#### Stored data ####

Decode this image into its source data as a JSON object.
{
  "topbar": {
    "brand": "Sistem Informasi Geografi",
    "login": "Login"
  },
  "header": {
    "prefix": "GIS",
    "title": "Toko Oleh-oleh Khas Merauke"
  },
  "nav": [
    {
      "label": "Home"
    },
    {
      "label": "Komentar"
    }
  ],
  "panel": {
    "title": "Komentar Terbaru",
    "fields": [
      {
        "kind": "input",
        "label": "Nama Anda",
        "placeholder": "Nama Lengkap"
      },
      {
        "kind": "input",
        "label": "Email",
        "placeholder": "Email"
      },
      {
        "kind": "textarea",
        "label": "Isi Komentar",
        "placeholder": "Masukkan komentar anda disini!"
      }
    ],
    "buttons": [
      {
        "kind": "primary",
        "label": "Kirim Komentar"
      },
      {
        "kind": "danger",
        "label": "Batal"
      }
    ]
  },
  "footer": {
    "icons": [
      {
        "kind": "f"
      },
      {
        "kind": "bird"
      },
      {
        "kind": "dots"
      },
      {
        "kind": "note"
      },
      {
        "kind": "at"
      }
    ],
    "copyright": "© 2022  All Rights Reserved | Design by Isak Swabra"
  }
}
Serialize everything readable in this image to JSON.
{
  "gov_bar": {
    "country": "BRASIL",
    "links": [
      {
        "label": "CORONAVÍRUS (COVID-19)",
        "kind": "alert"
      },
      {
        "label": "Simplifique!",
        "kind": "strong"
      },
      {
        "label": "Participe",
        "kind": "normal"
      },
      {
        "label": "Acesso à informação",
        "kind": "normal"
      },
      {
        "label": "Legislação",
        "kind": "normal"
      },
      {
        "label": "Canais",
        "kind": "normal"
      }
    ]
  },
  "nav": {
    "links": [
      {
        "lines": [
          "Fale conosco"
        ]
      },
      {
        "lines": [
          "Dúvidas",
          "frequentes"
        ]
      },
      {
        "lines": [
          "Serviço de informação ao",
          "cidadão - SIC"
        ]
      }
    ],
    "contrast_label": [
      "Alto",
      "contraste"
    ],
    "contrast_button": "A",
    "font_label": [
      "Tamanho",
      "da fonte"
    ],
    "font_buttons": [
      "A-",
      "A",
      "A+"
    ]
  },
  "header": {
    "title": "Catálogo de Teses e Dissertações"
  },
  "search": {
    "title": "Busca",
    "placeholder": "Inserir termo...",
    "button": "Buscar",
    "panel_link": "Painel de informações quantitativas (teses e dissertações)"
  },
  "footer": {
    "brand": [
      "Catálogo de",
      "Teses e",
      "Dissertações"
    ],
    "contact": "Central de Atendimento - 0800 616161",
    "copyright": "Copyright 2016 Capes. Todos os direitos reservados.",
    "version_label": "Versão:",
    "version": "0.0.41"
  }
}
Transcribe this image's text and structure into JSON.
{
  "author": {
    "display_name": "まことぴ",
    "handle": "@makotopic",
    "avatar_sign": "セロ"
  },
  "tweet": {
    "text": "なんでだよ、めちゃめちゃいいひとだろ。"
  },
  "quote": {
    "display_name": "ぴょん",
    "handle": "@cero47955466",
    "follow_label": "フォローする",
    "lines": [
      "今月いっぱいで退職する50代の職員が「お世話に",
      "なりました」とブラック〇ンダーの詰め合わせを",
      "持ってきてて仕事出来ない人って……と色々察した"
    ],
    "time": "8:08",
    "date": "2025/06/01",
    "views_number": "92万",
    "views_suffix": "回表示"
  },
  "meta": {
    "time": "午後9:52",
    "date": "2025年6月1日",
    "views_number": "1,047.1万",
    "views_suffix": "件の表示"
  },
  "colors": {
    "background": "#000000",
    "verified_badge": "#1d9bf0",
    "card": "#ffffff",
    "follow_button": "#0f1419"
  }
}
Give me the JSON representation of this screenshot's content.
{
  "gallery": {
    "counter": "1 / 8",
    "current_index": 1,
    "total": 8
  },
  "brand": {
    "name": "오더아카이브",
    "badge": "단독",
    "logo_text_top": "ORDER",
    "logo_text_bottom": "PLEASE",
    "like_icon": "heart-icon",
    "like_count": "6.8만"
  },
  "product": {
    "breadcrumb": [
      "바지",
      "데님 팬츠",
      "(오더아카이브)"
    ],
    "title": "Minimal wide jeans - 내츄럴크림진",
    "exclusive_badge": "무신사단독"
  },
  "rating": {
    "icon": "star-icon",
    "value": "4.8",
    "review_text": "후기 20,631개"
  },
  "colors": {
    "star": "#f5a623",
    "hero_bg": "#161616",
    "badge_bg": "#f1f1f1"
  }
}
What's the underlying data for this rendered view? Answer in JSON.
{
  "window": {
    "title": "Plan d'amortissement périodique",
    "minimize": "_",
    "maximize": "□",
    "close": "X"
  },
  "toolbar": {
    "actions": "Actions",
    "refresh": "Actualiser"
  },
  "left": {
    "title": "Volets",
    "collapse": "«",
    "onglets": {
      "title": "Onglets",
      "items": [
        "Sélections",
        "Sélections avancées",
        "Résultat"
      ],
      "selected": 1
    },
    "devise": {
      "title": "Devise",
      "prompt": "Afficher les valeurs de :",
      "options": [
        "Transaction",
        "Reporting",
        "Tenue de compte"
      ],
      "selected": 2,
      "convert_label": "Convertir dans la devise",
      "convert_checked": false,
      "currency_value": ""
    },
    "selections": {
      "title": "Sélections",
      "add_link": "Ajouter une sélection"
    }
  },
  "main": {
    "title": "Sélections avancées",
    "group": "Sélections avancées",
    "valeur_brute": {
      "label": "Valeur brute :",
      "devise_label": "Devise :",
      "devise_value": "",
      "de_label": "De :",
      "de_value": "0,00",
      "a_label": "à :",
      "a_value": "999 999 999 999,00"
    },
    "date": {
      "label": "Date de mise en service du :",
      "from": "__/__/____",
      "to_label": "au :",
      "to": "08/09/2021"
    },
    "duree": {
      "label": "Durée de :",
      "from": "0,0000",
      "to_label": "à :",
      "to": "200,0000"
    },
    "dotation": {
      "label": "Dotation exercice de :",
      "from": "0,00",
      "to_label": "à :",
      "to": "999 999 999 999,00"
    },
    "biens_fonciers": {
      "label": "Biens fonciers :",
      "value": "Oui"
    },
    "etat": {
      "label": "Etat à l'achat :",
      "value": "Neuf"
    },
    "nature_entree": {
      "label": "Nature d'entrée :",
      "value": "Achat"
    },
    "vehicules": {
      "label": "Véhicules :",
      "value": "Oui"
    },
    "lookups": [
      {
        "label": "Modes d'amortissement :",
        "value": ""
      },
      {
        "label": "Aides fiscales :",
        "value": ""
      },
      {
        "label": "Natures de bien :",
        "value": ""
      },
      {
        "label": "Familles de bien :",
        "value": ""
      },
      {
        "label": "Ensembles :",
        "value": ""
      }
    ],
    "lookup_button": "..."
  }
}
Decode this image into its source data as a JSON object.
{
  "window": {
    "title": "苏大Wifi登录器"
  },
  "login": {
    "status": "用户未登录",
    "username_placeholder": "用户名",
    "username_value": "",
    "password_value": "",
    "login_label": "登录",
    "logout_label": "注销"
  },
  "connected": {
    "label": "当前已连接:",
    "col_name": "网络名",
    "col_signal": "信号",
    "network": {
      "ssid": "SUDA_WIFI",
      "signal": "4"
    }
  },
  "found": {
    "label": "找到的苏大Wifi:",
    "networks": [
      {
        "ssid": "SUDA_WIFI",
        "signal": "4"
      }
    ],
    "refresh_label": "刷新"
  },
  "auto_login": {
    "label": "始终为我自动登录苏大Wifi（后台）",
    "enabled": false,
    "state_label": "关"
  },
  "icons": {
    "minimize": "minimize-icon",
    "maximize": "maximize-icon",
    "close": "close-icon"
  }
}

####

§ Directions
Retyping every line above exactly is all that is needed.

§ Response
Decode this image into its source data as a JSON object.
{
  "topbar": {
    "brand": "Sistem Informasi Geografi",
    "login": "Login"
  },
  "header": {
    "prefix": "GIS",
    "title": "Toko Oleh-oleh Khas Merauke"
  },
  "nav": [
    {
      "label": "Home"
    },
    {
      "label": "Komentar"
    }
  ],
  "panel": {
    "title": "Komentar Terbaru",
    "fields": [
      {
        "kind": "input",
        "label": "Nama Anda",
        "placeholder": "Nama Lengkap"
      },
      {
        "kind": "input",
        "label": "Email",
        "placeholder": "Email"
      },
      {
        "kind": "textarea",
        "label": "Isi Komentar",
        "placeholder": "Masukkan komentar anda disini!"
      }
    ],
    "buttons": [
      {
        "kind": "primary",
        "label": "Kirim Komentar"
      },
      {
        "kind": "danger",
        "label": "Batal"
      }
    ]
  },
  "footer": {
    "icons": [
      {
        "kind": "f"
      },
      {
        "kind": "bird"
      },
      {
        "kind": "dots"
      },
      {
        "kind": "note"
      },
      {
        "kind": "at"
      }
    ],
    "copyright": "© 2022  All Rights Reserved | Design by Isak Swabra"
  }
}
Serialize everything readable in this image to JSON.
{
  "gov_bar": {
    "country": "BRASIL",
    "links": [
      {
        "label": "CORONAVÍRUS (COVID-19)",
        "kind": "alert"
      },
      {
        "label": "Simplifique!",
        "kind": "strong"
      },
      {
        "label": "Participe",
        "kind": "normal"
      },
      {
        "label": "Acesso à informação",
        "kind": "normal"
      },
      {
        "label": "Legislação",
        "kind": "normal"
      },
      {
        "label": "Canais",
        "kind": "normal"
      }
    ]
  },
  "nav": {
    "links": [
      {
        "lines": [
          "Fale conosco"
        ]
      },
      {
        "lines": [
          "Dúvidas",
          "frequentes"
        ]
      },
      {
        "lines": [
          "Serviço de informação ao",
          "cidadão - SIC"
        ]
      }
    ],
    "contrast_label": [
      "Alto",
      "contraste"
    ],
    "contrast_button": "A",
    "font_label": [
      "Tamanho",
      "da fonte"
    ],
    "font_buttons": [
      "A-",
      "A",
      "A+"
    ]
  },
  "header": {
    "title": "Catálogo de Teses e Dissertações"
  },
  "search": {
    "title": "Busca",
    "placeholder": "Inserir termo...",
    "button": "Buscar",
    "panel_link": "Painel de informações quantitativas (teses e dissertações)"
  },
  "footer": {
    "brand": [
      "Catálogo de",
      "Teses e",
      "Dissertações"
    ],
    "contact": "Central de Atendimento - 0800 616161",
    "copyright": "Copyright 2016 Capes. Todos os direitos reservados.",
    "version_label": "Versão:",
    "version": "0.0.41"
  }
}
Transcribe this image's text and structure into JSON.
{
  "author": {
    "display_name": "まことぴ",
    "handle": "@makotopic",
    "avatar_sign": "セロ"
  },
  "tweet": {
    "text": "なんでだよ、めちゃめちゃいいひとだろ。"
  },
  "quote": {
    "display_name": "ぴょん",
    "handle": "@cero47955466",
    "follow_label": "フォローする",
    "lines": [
      "今月いっぱいで退職する50代の職員が「お世話に",
      "なりました」とブラック〇ンダーの詰め合わせを",
      "持ってきてて仕事出来ない人って……と色々察した"
    ],
    "time": "8:08",
    "date": "2025/06/01",
    "views_number": "92万",
    "views_suffix": "回表示"
  },
  "meta": {
    "time": "午後9:52",
    "date": "2025年6月1日",
    "views_number": "1,047.1万",
    "views_suffix": "件の表示"
  },
  "colors": {
    "background": "#000000",
    "verified_badge": "#1d9bf0",
    "card": "#ffffff",
    "follow_button": "#0f1419"
  }
}
Give me the JSON representation of this screenshot's content.
{
  "gallery": {
    "counter": "1 / 8",
    "current_index": 1,
    "total": 8
  },
  "brand": {
    "name": "오더아카이브",
    "badge": "단독",
    "logo_text_top": "ORDER",
    "logo_text_bottom": "PLEASE",
    "like_icon": "heart-icon",
    "like_count": "6.8만"
  },
  "product": {
    "breadcrumb": [
      "바지",
      "데님 팬츠",
      "(오더아카이브)"
    ],
    "title": "Minimal wide jeans - 내츄럴크림진",
    "exclusive_badge": "무신사단독"
  },
  "rating": {
    "icon": "star-icon",
    "value": "4.8",
    "review_text": "후기 20,631개"
  },
  "colors": {
    "star": "#f5a623",
    "hero_bg": "#161616",
    "badge_bg": "#f1f1f1"
  }
}
What's the underlying data for this rendered view? Answer in JSON.
{
  "window": {
    "title": "Plan d'amortissement périodique",
    "minimize": "_",
    "maximize": "□",
    "close": "X"
  },
  "toolbar": {
    "actions": "Actions",
    "refresh": "Actualiser"
  },
  "left": {
    "title": "Volets",
    "collapse": "«",
    "onglets": {
      "title": "Onglets",
      "items": [
        "Sélections",
        "Sélections avancées",
        "Résultat"
      ],
      "selected": 1
    },
    "devise": {
      "title": "Devise",
      "prompt": "Afficher les valeurs de :",
      "options": [
        "Transaction",
        "Reporting",
        "Tenue de compte"
      ],
      "selected": 2,
      "convert_label": "Convertir dans la devise",
      "convert_checked": false,
      "currency_value": ""
    },
    "selections": {
      "title": "Sélections",
      "add_link": "Ajouter une sélection"
    }
  },
  "main": {
    "title": "Sélections avancées",
    "group": "Sélections avancées",
    "valeur_brute": {
      "label": "Valeur brute :",
      "devise_label": "Devise :",
      "devise_value": "",
      "de_label": "De :",
      "de_value": "0,00",
      "a_label": "à :",
      "a_value": "999 999 999 999,00"
    },
    "date": {
      "label": "Date de mise en service du :",
      "from": "__/__/____",
      "to_label": "au :",
      "to": "08/09/2021"
    },
    "duree": {
      "label": "Durée de :",
      "from": "0,0000",
      "to_label": "à :",
      "to": "200,0000"
    },
    "dotation": {
      "label": "Dotation exercice de :",
      "from": "0,00",
      "to_label": "à :",
      "to": "999 999 999 999,00"
    },
    "biens_fonciers": {
      "label": "Biens fonciers :",
      "value": "Oui"
    },
    "etat": {
      "label": "Etat à l'achat :",
      "value": "Neuf"
    },
    "nature_entree": {
      "label": "Nature d'entrée :",
      "value": "Achat"
    },
    "vehicules": {
      "label": "Véhicules :",
      "value": "Oui"
    },
    "lookups": [
      {
        "label": "Modes d'amortissement :",
        "value": ""
      },
      {
        "label": "Aides fiscales :",
        "value": ""
      },
      {
        "label": "Natures de bien :",
        "value": ""
      },
      {
        "label": "Familles de bien :",
        "value": ""
      },
      {
        "label": "Ensembles :",
        "value": ""
      }
    ],
    "lookup_button": "..."
  }
}
Decode this image into its source data as a JSON object.
{
  "window": {
    "title": "苏大Wifi登录器"
  },
  "login": {
    "status": "用户未登录",
    "username_placeholder": "用户名",
    "username_value": "",
    "password_value": "",
    "login_label": "登录",
    "logout_label": "注销"
  },
  "connected": {
    "label": "当前已连接:",
    "col_name": "网络名",
    "col_signal": "信号",
    "network": {
      "ssid": "SUDA_WIFI",
      "signal": "4"
    }
  },
  "found": {
    "label": "找到的苏大Wifi:",
    "networks": [
      {
        "ssid": "SUDA_WIFI",
        "signal": "4"
      }
    ],
    "refresh_label": "刷新"
  },
  "auto_login": {
    "label": "始终为我自动登录苏大Wifi（后台）",
    "enabled": false,
    "state_label": "关"
  },
  "icons": {
    "minimize": "minimize-icon",
    "maximize": "maximize-icon",
    "close": "close-icon"
  }
}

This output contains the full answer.